Cochineal insects or plant seeds – plant or animal?
Cochineal dye was introduced into Europe in the late 1500s by Spanish explorers from South and Central America. No information was provided on the source or nature of cochineal because the Spaniards closely protected their supply. More on the history and origins of cochineal in Latin America here
Dried cochineal looks like small silver-grey peppercorns or plant seeds.
Before microscopes where in use, European scientists argued for a long time as to whether cochineal was a plant, an animal or a mineral. We now know that cochineal is a female scale insect that lives on prickly pear cactus plants (Opuntia or nopal) native to Central and South America.
Scale insects are plant-sucking bugs that are covered by a white fluffy, protective coating and cochineal bugs produce carminic acid as a by-product to deter predators.
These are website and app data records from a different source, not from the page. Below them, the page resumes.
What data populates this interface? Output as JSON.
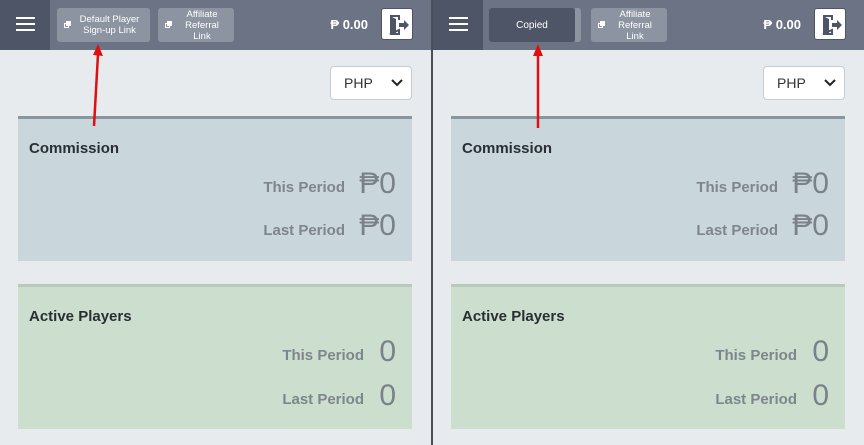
{
  "left_panel": {
    "topbar": {
      "default_link_label": "Default Player Sign-up Link",
      "default_link_line1": "Default Player",
      "default_link_line2": "Sign-up Link",
      "affiliate_line1": "Affiliate",
      "affiliate_line2": "Referral",
      "affiliate_line3": "Link",
      "balance": "₱ 0.00"
    },
    "currency": "PHP",
    "commission": {
      "title": "Commission",
      "this_period_label": "This Period",
      "this_period_value": "₱0",
      "last_period_label": "Last Period",
      "last_period_value": "₱0"
    },
    "players": {
      "title": "Active Players",
      "this_period_label": "This Period",
      "this_period_value": "0",
      "last_period_label": "Last Period",
      "last_period_value": "0"
    }
  },
  "right_panel": {
    "topbar": {
      "copied_label": "Copied",
      "affiliate_line1": "Affiliate",
      "affiliate_line2": "Referral",
      "affiliate_line3": "Link",
      "balance": "₱ 0.00"
    },
    "currency": "PHP",
    "commission": {
      "title": "Commission",
      "this_period_label": "This Period",
      "this_period_value": "₱0",
      "last_period_label": "Last Period",
      "last_period_value": "₱0"
    },
    "players": {
      "title": "Active Players",
      "this_period_label": "This Period",
      "this_period_value": "0",
      "last_period_label": "Last Period",
      "last_period_value": "0"
    }
  },
  "icons": [
    "menu-icon",
    "copy-icon",
    "logout-icon",
    "chevron-down-icon"
  ],
  "colors": {
    "topbar": "#6b7384",
    "topbar_dark": "#4d5566",
    "commission_card": "#c9d7dc",
    "players_card": "#ccdfcf",
    "annotation_arrow": "#e01010"
  }
}
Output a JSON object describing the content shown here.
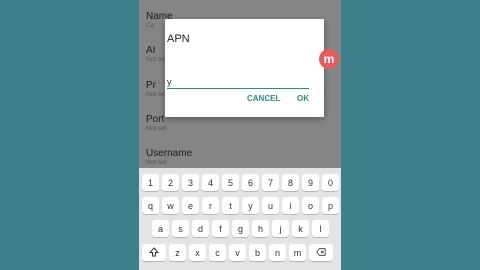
{
  "settings": {
    "items": [
      {
        "title": "Name",
        "sub": "Ca"
      },
      {
        "title": "AI",
        "sub": "Not set"
      },
      {
        "title": "Pr",
        "sub": "Not set"
      },
      {
        "title": "Port",
        "sub": "Not set"
      },
      {
        "title": "Username",
        "sub": "Not set"
      }
    ]
  },
  "dialog": {
    "title": "APN",
    "input_value": "y",
    "cancel_label": "CANCEL",
    "ok_label": "OK"
  },
  "keyboard": {
    "popup_key": "y",
    "row_numbers": [
      "1",
      "2",
      "3",
      "4",
      "5",
      "6",
      "7",
      "8",
      "9",
      "0"
    ],
    "row_top": [
      "q",
      "w",
      "e",
      "r",
      "t",
      "y",
      "u",
      "i",
      "o",
      "p"
    ],
    "row_middle": [
      "a",
      "s",
      "d",
      "f",
      "g",
      "h",
      "j",
      "k",
      "l"
    ],
    "row_bottom": [
      "z",
      "x",
      "c",
      "v",
      "b",
      "n",
      "m"
    ]
  },
  "colors": {
    "accent": "#2b8a8a",
    "background": "#3e7f8a",
    "badge": "#e35d5d"
  },
  "icons": {
    "shift": "shift-icon",
    "backspace": "backspace-icon"
  },
  "badge": {
    "text": "m"
  }
}
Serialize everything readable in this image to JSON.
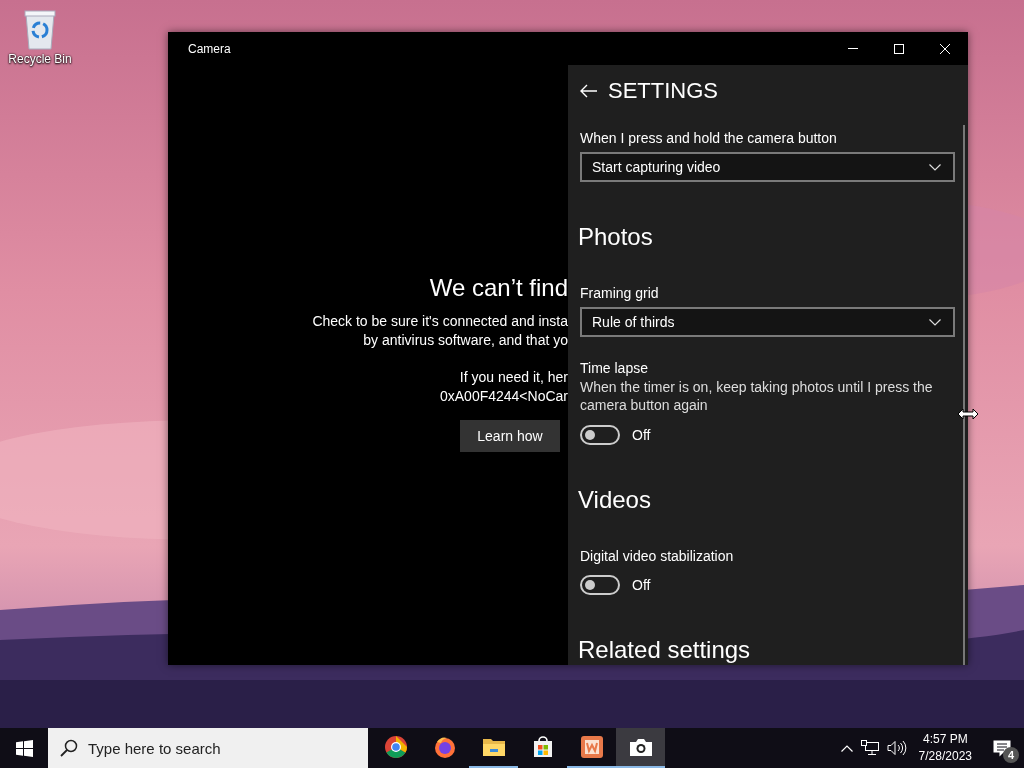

Crimson, fuchsia, raspberry and scarlet reds can be obtained from cochineal. The red colorant is used in drinks (e.g. Campari) and in foods (under the code E120), and in drugs and cosmetics.
Polish cochineal, Kermes, Lac and St John’s Blood are produced from different scale insects that are more or less closely related to true cochineal insects.
The term cochineal may be applied either to the living or dried cochineal insects or to cochineal dye which is obtained from them. It takes about 155,000 cochineal insects to produce 1 kilo of cochineal dye.
More on Cochineal Insects (cochineal bugs or cochineal beetles)? Click here.